The Commons and Common Ground at Emerson
I’ve joked for years that a nail in the coffin of a professional directing career is to teach. As more of us join the rank of the “teaching-professionals,” or “working-professionals who teach” or the “professional faculty” and all other such titles, the more irrelevant and untrue this comment becomes.
With the move of the Center for Theater Commons to Emerson College I’ve been reading the idea of “retreating” into academia as though that were a given, as though a theater training program is removed from the profession. We are not unique at Emerson to have a faculty of working professionals: but we are becoming more and more unique by the way we are working side by side with ArtsEmerson and now, in looking forward, with The Commons.
I have taught at Emerson for eleven years now and have been Department Chair for five of those years. It has always seemed natural to me to wed professional work to academic work: I came to teaching via a professional life, and have found the same to be true of most of my colleagues at Emerson. What has been interesting in the last two years since the creation of ArtsEmerson is the systematic joining of these two realms. For me, choices are gaged against the objective of my work and the question I must answer every day: does this project support the curricular goals in innovative ways that an Emerson education promises?
We are not unique at Emerson to have a faculty of working professionals: but we are becoming more and more unique by the way we are working side by side with ArtsEmerson and now, in looking forward, with The Commons.

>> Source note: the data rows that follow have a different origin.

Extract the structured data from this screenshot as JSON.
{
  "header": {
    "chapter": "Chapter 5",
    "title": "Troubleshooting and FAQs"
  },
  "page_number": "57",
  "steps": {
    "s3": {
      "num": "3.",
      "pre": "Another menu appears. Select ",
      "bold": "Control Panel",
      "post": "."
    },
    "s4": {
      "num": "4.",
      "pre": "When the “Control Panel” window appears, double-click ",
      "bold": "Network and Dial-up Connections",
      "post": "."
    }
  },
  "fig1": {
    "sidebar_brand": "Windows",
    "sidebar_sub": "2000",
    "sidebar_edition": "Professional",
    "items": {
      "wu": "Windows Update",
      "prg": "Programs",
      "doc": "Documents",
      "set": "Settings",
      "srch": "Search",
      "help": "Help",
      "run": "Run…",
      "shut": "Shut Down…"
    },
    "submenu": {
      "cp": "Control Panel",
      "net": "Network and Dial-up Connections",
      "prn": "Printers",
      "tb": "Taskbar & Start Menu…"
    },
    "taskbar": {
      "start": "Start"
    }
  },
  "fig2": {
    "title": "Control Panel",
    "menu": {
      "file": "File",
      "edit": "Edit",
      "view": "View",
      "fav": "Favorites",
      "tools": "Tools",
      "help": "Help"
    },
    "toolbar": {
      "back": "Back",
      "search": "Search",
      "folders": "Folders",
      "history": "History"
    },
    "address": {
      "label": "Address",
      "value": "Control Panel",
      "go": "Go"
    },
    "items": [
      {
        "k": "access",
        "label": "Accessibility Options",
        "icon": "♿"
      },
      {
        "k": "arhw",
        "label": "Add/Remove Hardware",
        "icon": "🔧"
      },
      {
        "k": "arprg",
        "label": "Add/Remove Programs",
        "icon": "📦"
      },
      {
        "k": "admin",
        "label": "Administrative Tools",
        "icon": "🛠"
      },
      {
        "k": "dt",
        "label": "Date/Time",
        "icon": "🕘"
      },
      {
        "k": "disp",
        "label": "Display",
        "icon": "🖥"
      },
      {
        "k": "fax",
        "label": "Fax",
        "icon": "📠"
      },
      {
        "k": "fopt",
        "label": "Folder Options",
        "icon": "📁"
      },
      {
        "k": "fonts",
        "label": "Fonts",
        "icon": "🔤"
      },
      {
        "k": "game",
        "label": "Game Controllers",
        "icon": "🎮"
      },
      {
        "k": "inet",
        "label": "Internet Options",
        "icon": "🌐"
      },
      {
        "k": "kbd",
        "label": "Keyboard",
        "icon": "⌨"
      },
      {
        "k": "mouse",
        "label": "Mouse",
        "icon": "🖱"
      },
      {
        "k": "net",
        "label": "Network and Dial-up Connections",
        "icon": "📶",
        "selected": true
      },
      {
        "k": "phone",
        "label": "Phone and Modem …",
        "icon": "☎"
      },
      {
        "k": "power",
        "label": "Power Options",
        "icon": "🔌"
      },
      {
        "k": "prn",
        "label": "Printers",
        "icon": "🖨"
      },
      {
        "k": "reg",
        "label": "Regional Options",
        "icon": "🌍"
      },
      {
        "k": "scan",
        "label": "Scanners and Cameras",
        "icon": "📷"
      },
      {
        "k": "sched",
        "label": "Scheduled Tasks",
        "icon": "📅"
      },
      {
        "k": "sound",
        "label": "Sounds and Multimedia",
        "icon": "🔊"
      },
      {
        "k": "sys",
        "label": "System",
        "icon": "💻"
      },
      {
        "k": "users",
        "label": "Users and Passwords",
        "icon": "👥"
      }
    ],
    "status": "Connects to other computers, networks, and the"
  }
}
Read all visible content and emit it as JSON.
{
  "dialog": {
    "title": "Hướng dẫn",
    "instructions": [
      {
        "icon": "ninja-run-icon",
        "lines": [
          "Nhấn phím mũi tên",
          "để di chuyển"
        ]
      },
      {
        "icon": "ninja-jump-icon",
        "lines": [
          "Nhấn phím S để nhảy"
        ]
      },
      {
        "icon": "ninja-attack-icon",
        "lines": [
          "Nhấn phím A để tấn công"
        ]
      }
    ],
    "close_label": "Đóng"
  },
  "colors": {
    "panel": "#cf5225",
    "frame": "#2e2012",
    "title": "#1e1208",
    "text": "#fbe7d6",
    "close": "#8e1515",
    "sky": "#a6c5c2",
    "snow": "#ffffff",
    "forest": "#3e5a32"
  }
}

ArtsEmerson has been in residence at Emerson for two years now, a period through which Rob Orchard and I have worked quite closely to find ways to truly collaborate and shift the language of professional versus academic work. We’ve had a number of small co-productions involving the faculty and students of the department working alongside professional theater artists (sometimes overlapping in these categories) but our most recent two ventures point to the strengths and challenges of our kind of work, which is as any new venture bringing us new challenges: Anthony Lukas’ Common Ground, and Anne Bogart’s Café Variations, a new theater piece with music by the Gershwins and a book by Chuck Mee.
Over a year ago Rob mentioned to me his passion to bring Anthony Lukas’ Pulitzer Prize winning account of desegregation and busing in Boston, Common Ground, to the stage, and I realized knowing Tony’s book that we could begin the exploration of its theatricality by using it in a class. With a loose theatrical model in mind and a group of twenty-six students, the playwright Kirsten Greenidge and I set to work on a semester-long exploration of the material in the book, while also trying out ideas for possible framing devices to make the material theatrical and relevant. The semester culminated in a public performance last December, and now we are poised to continue exploring this material with a professional company, emboldened by the draft-in-progress and workshop energy of the class. Some of the students will continue their involvement, and all will be credited as a part of the genesis of this theatrical work. To paraphrase a bit, the beginnings of this project do not know its ends.
Café Variations will accomplish in many ways a similar trajectory. A large student ensemble (twenty-two) is joined by eight SITI company members in the creation of this new piece, all led by Anne Bogart who has been in residence at Emerson for over a month. The production will open in Boston and run for two weeks, but its future as a SITI Company work will most likely not involve the Emerson community beyond its Boston iteration.
Complexities abound and I don’t mean in any way to soft-pedal the conflicting interests and struggles involved in this work. There is a clear upside of time spent for the students working with professionals in the field, the rewards of creating new work, the knowledge that they are contributing to a larger whole. There is also the danger of feeling like simply fodder for a larger machine, and to have the awful sense that one’s work is being taken for granted. But the presence of Anne and her company has had a impact on the culture of performing arts. One faculty member commented this week that his students, none of whom are in Café Variations, are modeling a discipline and focus that is a hallmark of Anne’s work. I look forward to The Commons impacting Performing Arts the same way.
From my point of view, the work itself is worth these challenges. There is no question in my mind that the department at Emerson gains from these collaborations: the students are our focus and our future, and they are more able to see and feel and imagine what is ahead for them through the prism of these experiences. The Commons will be a new adventure for all of us, and I don’t begin to imagine where these collaborations will lead. But I view the presence of ArtsEmerson, of The Commons, and the addition of Polly, David, and collaborators, as I do any good rehearsal room: we don’t have to know where we will end up, we just need good voices to start the conversation.